If you happen to be near Manila… great. Your other option is to take a flight to Manila and make an appointment at the immigration office there and then you can get your transfer stamp. But if you really don’t want to hassle going to Manila in person, go to the major malls and I recommend you find a reputable travel agency that handles this particular task. If you’re in Cebu, there’s one called Olvis Immigration Services. They’ve been in business for over 25 years. They do SRRV’s and they do anything dealing with immigration. They handle fiance visas and can handle this transfer stamp issue. So what you can do is go to the Ayala mall, walk into their office. It’s there in the services department and they have a courier who will will take everything to Manila and deal with it there and they will wait in the line they will get it all done and then bring your passport back to you at their office in Cebu.

And that will save you the trip. Of course you’ll pay the fees that are required for that plus you’ll pay the agency something for their trouble. You’re paying them for the service to do this for you, saving you the plane ticket to do it yourself. They only use trusted couriers they’ve worked with and then then you’re done. You don’t have to take a flight all the way to Manila and pay for the hotel, the flight and the food… you can just pay the fee and you’re done with it. Part of the process is signing a limited power of attorney, to give them the authority to present your passport to immigration on your behalf.

To recap, if you’ve been in the country more than six months, you’re going to need that ECC clearance, Get it at least two weeks before your departure date. And if you have a brand new passport that you get while you’re in the Philippines, before you can start putting visa extensions on that, you’re going to need to get this Transfer Stamp which for now can only be done in Manila. But you can get a reputable travel agency to do this on your behalf. I recommend the agencies in the mall. You know where you can find them, and you can ask on the expat groups for a reputable reference as well.

Author: Reekay V.

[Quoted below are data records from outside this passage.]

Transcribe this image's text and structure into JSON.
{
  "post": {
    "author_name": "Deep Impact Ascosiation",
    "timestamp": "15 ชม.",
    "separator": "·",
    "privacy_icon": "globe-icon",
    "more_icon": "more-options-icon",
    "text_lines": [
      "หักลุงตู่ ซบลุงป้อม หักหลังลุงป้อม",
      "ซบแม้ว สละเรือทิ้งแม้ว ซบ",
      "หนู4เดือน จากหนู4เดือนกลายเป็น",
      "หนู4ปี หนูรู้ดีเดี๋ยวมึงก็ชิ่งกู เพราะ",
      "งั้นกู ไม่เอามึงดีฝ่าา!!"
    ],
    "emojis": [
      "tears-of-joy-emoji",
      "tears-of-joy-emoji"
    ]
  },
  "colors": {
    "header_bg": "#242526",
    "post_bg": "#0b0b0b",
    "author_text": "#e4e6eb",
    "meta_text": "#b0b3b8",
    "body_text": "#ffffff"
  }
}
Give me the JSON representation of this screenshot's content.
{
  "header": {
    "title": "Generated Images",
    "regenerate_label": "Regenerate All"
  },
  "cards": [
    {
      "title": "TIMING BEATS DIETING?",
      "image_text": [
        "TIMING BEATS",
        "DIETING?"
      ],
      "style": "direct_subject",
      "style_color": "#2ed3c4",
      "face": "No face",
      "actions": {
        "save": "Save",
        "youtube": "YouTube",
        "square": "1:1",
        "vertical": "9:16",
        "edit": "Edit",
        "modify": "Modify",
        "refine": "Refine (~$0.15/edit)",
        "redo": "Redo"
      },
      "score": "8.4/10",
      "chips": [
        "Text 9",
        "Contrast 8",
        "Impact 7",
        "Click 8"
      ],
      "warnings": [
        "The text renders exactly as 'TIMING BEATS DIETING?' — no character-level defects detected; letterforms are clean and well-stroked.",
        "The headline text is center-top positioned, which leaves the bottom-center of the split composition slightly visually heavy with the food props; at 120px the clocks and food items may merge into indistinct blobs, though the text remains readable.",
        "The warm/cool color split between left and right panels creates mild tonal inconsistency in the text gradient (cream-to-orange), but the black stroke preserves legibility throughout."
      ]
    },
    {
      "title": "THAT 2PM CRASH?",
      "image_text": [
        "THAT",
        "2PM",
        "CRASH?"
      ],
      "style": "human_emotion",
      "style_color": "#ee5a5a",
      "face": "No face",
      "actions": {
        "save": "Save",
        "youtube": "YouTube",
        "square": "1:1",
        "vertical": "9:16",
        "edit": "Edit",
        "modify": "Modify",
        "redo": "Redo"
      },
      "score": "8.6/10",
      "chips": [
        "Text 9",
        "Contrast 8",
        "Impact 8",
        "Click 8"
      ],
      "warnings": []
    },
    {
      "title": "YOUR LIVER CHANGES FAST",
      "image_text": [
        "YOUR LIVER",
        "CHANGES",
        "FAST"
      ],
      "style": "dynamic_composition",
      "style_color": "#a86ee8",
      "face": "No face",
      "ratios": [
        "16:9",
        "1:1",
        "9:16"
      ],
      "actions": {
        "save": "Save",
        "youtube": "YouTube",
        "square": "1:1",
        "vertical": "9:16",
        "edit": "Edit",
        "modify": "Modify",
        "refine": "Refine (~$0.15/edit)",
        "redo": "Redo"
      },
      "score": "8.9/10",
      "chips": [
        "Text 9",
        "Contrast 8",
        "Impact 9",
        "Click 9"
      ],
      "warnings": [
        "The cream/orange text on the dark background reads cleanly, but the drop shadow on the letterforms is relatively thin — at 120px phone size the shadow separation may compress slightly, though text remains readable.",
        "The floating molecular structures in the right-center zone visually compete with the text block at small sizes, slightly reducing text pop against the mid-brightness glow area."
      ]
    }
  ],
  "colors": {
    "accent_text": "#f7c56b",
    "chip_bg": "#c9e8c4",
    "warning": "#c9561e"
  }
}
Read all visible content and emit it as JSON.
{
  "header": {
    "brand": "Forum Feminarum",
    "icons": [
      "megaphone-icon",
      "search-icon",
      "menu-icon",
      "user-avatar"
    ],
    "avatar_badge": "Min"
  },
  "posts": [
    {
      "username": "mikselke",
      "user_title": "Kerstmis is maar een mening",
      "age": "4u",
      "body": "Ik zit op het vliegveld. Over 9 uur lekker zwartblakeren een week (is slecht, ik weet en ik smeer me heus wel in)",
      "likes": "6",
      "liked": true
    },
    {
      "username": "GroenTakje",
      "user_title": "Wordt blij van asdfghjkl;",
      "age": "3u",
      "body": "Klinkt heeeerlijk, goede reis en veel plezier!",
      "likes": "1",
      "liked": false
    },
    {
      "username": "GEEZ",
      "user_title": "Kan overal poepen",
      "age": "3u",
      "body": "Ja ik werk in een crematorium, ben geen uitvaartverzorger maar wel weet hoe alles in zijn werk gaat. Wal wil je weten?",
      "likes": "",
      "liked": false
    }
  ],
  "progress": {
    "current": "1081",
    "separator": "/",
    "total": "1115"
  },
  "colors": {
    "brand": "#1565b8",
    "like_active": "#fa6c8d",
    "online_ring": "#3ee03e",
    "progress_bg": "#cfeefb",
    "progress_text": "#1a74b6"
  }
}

Since 2012 I’ve been traveling through various islands of the Philippines as a full-time Expat and spent 1999 living in Vietnam. Share with me my ongoing adventures of life in the Philippines. Hopefully you find my observations helpful in your own adventures. — Reekay